Our routines around RPM (Rapid Prompting Method) practice are quite established now. Terre, our therapist extraordinaire, comes on Saturday mornings and she and Rhema have their own way of working together.

When it’s time for a session with me, she gets up and heads down to the basement. She settles into her broken-down arm chair and hands me the remote. She knows I won’t turn on the TV, but handing the remote to me anyway is part of the process.

I read a story or do a math lesson. She scribbles on paper. I write words and numbers, hold up the stencil board and prompt her to stick her pencil through the letters. We “talk” about it all… how Moses persevered, how Leah found beauty and worth in God’s eyes, and how the yellow in Joseph’s coat must have been brilliant.

At the end she hands me the remote again and pulls me to sit in the broken-down chair with her. She wraps my arm around her and pulls the table in close as if to tuck us in. Silently we sit and watch the same old nursery rhymes. Together. It what we do.

Sometimes I think that through our RPM practice we’re finding a new pathway to each other through a complicated maze. A place where I get a glimpse of the more she has to share, and she discovers that she can indeed share it and be heard. Other times, try as we might there’s no making sense of that board of 26 letters. We’re looking at each other across a great divide. Pages and pages of written on/scribbled on paper like our own Morse code litter the table, the floor, the room.

Nauseating, deep discouragement and panic set in… will we ever make it? Will we find the way again?

I dare to pick up the book again – the Jesus Storybook Bible. Joseph, the dreamer, has been sold into slavery in Egypt. It seems all his big plans have been cruelly ruined. I read to her, to me, “But God had a magnificent dream for Joseph’s life and even when it looked like everything had gone wrong, God would use it all to help make the dream come true. God would use everything that was happening to Joseph to do something good.”

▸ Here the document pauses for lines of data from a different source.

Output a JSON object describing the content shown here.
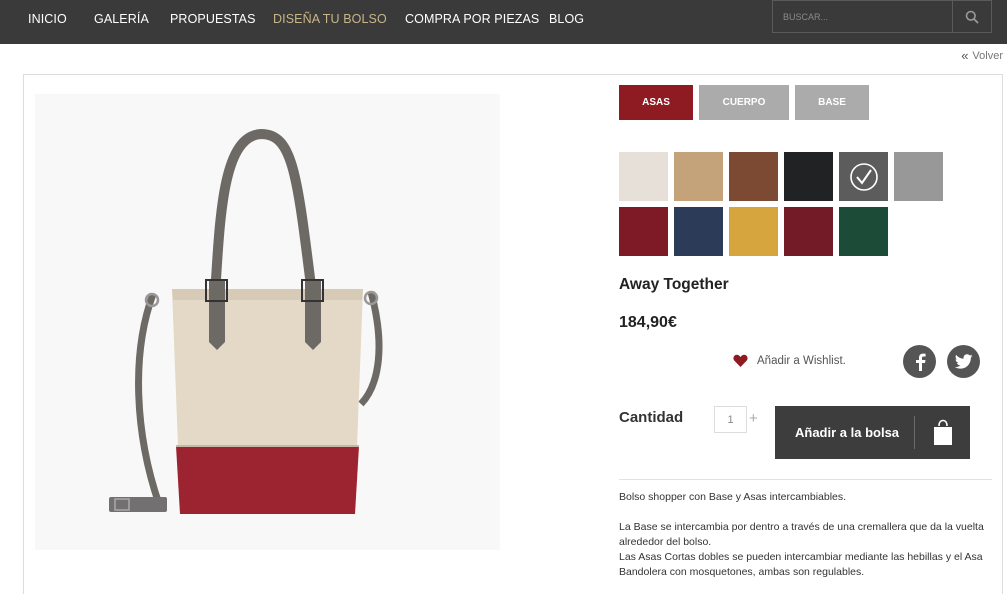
{
  "nav": {
    "items": [
      {
        "label": "INICIO"
      },
      {
        "label": "GALERÍA"
      },
      {
        "label": "PROPUESTAS"
      },
      {
        "label": "DISEÑA TU BOLSO"
      },
      {
        "label": "COMPRA POR PIEZAS"
      },
      {
        "label": "BLOG"
      }
    ],
    "active_color": "#c8b58a",
    "search_placeholder": "BUSCAR...",
    "search_icon": "search-icon"
  },
  "back_link": "Volver",
  "tabs": [
    {
      "label": "ASAS",
      "active": true,
      "color": "#8e1b22"
    },
    {
      "label": "CUERPO",
      "active": false,
      "color": "#ababab"
    },
    {
      "label": "BASE",
      "active": false,
      "color": "#ababab"
    }
  ],
  "swatches": [
    {
      "color": "#e6e0d8",
      "selected": false
    },
    {
      "color": "#c4a27a",
      "selected": false
    },
    {
      "color": "#7c4a32",
      "selected": false
    },
    {
      "color": "#202224",
      "selected": false
    },
    {
      "color": "#5c5c5c",
      "selected": true
    },
    {
      "color": "#989898",
      "selected": false
    },
    {
      "color": "#7d1a26",
      "selected": false
    },
    {
      "color": "#2c3c58",
      "selected": false
    },
    {
      "color": "#d7a53e",
      "selected": false
    },
    {
      "color": "#731c28",
      "selected": false
    },
    {
      "color": "#1c4c38",
      "selected": false
    }
  ],
  "product": {
    "name": "Away Together",
    "price": "184,90€",
    "wishlist_label": "Añadir a Wishlist.",
    "quantity_label": "Cantidad",
    "quantity_value": "1",
    "add_to_bag_label": "Añadir a la bolsa",
    "description": {
      "line1": "Bolso shopper con Base y Asas intercambiables.",
      "para2": "La Base se intercambia por dentro a través de una cremallera que da la vuelta alrededor del bolso.",
      "para3": "Las Asas Cortas dobles se pueden intercambiar mediante las hebillas y el Asa Bandolera con mosquetones, ambas son regulables."
    }
  },
  "social": [
    "facebook-icon",
    "twitter-icon"
  ]
}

And so the story goes…

But God had a magnificent dream for Rhema’s life and even when it looked like everything had gone wrong, God would use it all to help make the dream come true. God would use everything that was happening to Rhema to do something good…

Take heart.

It’s doing something. Working something.

I don’t know what the “gone wrong” looks like in your space, but I know that nothing is wasted in His hands.

When Rhema was a baby I began quoting Romans 10:8-9 to her as I put her to bed. It’s another ritual – more for me than for her, I think. (And now, Hope too, requires I say the verse to her at bedtime as well). If I’m not there to put her to bed, I slip into her room after she’s asleep and whisper that verse. In the past I’ve written it on her bedroom door.

“Rhema, the Word is near you; it is in your mouth…” I touch her lips.

“…and in your heart…” I trace a heart on her chest.

And one day out of the blue, when she was five years old, she said words in her verse. ‘Mouth’ and ‘heart’ and ‘saved’. I hadn’t known she was listening or remembering or even caring. But the words had made their way into her heart and they’ve never left.

Our many feeble attempts, our messes of paper, pencils, stories, numbers and letters. Our never ending, seemingly meaningless routines. Our long days of trying and praying and hoping. I can’t always see it, but I have to believe. It’s doing something good.